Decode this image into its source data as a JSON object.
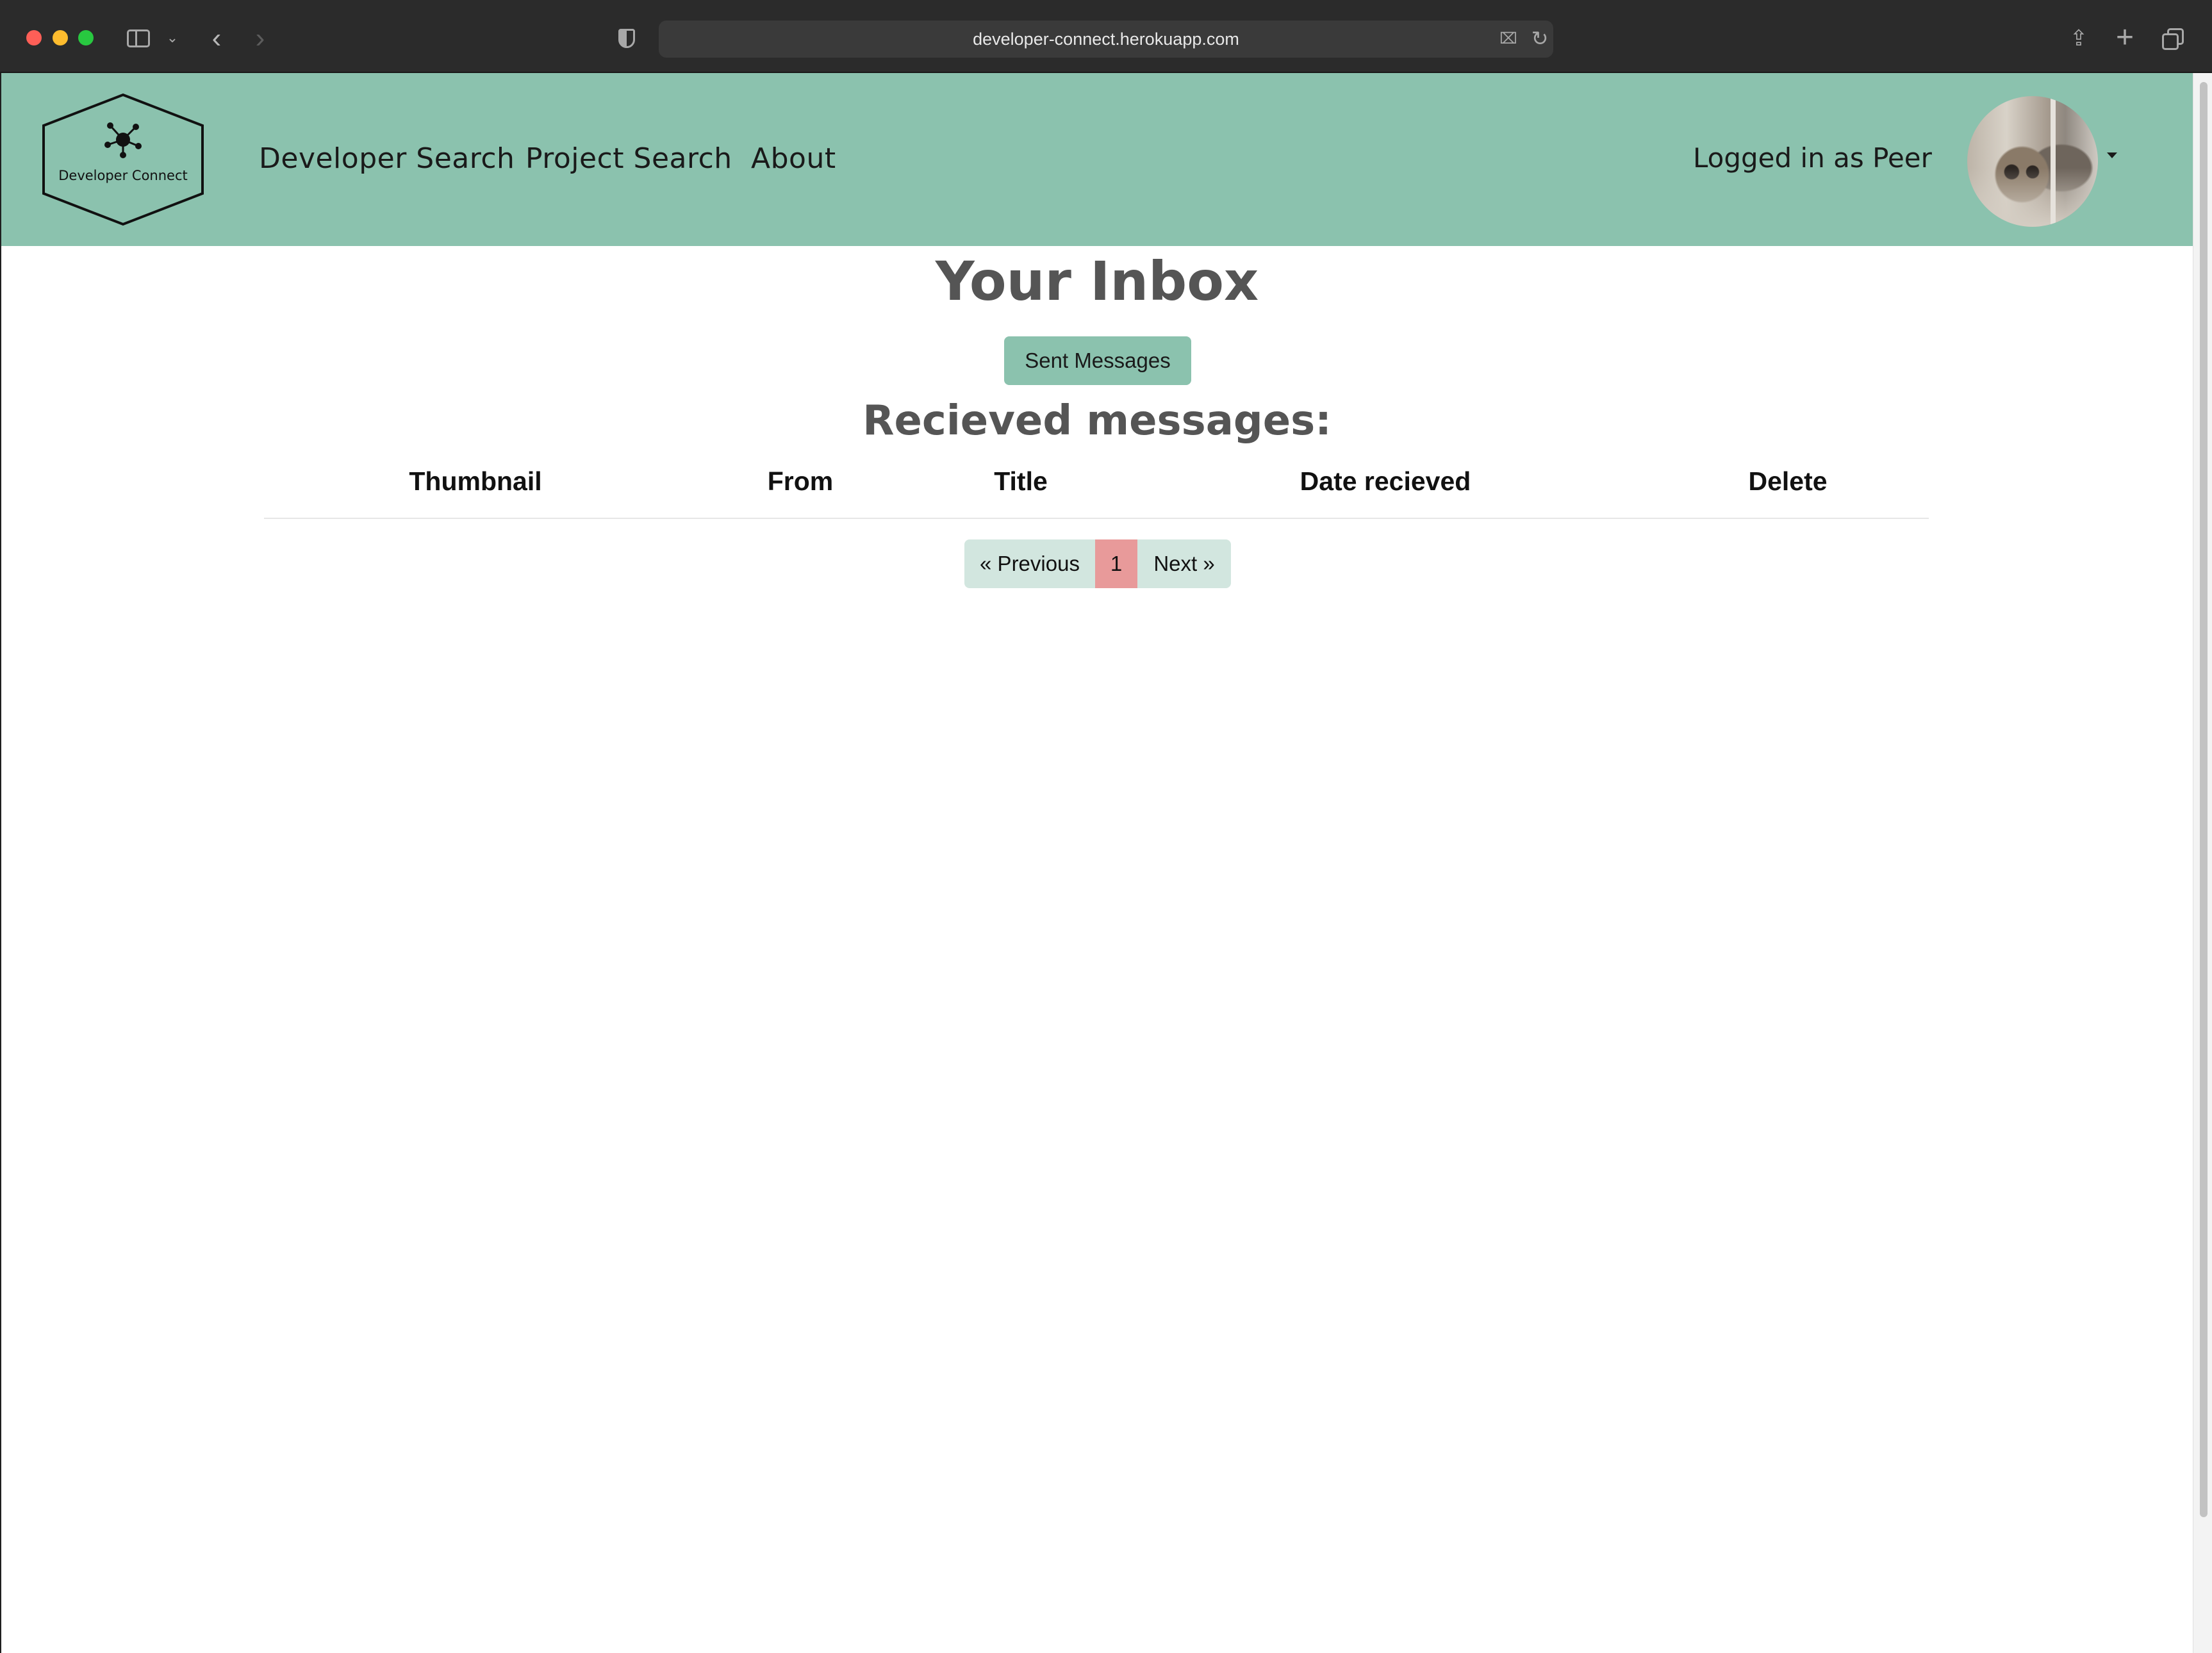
{
  "browser": {
    "url": "developer-connect.herokuapp.com"
  },
  "navbar": {
    "logo_text": "Developer Connect",
    "links": [
      {
        "label": "Developer Search"
      },
      {
        "label": "Project Search"
      },
      {
        "label": "About"
      }
    ],
    "user_status": "Logged in as Peer"
  },
  "inbox": {
    "title": "Your Inbox",
    "sent_button": "Sent Messages",
    "received_heading": "Recieved messages:",
    "columns": [
      "Thumbnail",
      "From",
      "Title",
      "Date recieved",
      "Delete"
    ],
    "rows": []
  },
  "pagination": {
    "previous": "« Previous",
    "current": "1",
    "next": "Next »"
  },
  "colors": {
    "navbar": "#8bc2ae",
    "active_page": "#e89a9a",
    "page_button": "#d2e6df",
    "heading_text": "#555555"
  }
}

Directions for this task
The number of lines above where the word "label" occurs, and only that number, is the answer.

Result of this task
3